  • Yes you could dig a trench and prune the roots, I don't know about the sunken concrete wall as I've never come across this, either option is an awful lot of work.
  • Damage to property by trees is usually not by direct damage to the foundations by the roots (though this can happen), more normally it is by soil shrinkage/swelling through the year by the tree roots taking water from the soil. This is worse on clay soils, least on sandy, worse with a big tree and worse the closer the tree is.
  • You say tree - singular, i.e. not a hedge? Are the branches 2m away, or is the trunk 2m away? You can get the local authority involved if it's a hedge, see link above.
  • I'd suggest getting a local expert to take a look at the tree and bungalow on the spot, maybe even approach an insurer as to whether they would happy (or at least not grumpy) about taking on buildings insurance in such a situation.

Q. We have a Lleylandii hedge close to an outbuilding. Cracks are beginning to appear in the building and we believe this is subsidence due to the trees. We are loath to remove the tress completely because of the screening they provide. Would reducing their height by half (down to approx 8ft) have any significant effect?
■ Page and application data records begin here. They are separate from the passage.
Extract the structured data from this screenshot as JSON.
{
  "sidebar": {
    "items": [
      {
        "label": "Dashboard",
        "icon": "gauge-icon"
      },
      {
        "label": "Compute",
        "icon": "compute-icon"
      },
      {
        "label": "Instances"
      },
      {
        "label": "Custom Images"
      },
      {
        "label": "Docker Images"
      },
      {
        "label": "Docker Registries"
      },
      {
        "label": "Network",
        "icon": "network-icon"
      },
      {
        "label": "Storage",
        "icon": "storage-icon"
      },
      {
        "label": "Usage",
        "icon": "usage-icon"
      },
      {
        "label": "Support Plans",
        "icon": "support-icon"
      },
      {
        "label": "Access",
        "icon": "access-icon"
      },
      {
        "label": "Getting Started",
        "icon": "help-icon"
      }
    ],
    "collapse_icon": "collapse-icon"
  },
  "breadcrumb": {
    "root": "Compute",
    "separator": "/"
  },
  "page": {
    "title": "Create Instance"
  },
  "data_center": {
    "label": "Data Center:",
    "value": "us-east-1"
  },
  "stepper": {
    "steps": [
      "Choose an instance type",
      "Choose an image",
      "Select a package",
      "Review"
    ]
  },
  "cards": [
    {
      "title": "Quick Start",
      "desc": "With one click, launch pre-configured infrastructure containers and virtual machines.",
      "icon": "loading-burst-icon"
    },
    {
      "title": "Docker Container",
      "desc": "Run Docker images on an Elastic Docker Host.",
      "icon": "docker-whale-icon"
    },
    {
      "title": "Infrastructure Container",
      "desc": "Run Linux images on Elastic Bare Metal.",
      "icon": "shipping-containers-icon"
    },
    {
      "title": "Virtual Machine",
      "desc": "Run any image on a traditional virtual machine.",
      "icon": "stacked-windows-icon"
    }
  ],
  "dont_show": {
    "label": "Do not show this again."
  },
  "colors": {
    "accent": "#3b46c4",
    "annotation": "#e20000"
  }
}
A. Yes - trim the branches back too as I bet they're wide with it. Don't leave anything brown as they'll never recover, it should still all be green.
Q. Do Lleylandii roots spread, we have one positioned right next to our house (in our neighbours garden) and were concerned about our pavement rising, the neighbour looked but said the roots of a Lleylandii do not spread it is a root ball!?  Is this correct?

A. All tree roots spread, some more than others, the bigger the tree the more they spread. "root ball" is just a phrase to describe the roots and attached soil. Will the roots raise your pavement? maybe, maybe not, too many factors to take into consideration to guess at, but certainly if the tree is next to (immediately next to) your garden, then the roots will go under it and it is a possibility.
Q. Can Lleylandii be kept in large pots?

A.  Yes they can, but I doubt you could keep up with the required pot size and re-potting requirements, not to mention watering needs. They will be ok for a few years but not for longer than this when you will need to put them in the ground or send them to the compost heap. I suggest you don't try unless there is a particular reason to.

Photo credits: (numbering left to right top to bottom) 1-Crusier3 - Creative Commons Attribution 3.0 Unported license. / 2-David Lally2 - Creative Commons Attribution 3.0 Unported license. / 3-Forest Kim StarrLLey - Creative Commons Attribution 3.0 Unported license. / 4-Keith Edkins - Creative Commons Attribution 2.0 license. / 5-Steve Daniels - Creative Commons Attribution 2.0 license. / 6-Tim Heaton - Creative Commons Attribution 2.0 license. / 7-W Baumgartner - Creative Commons Attribution 3.0 Unported license. 

Contact Us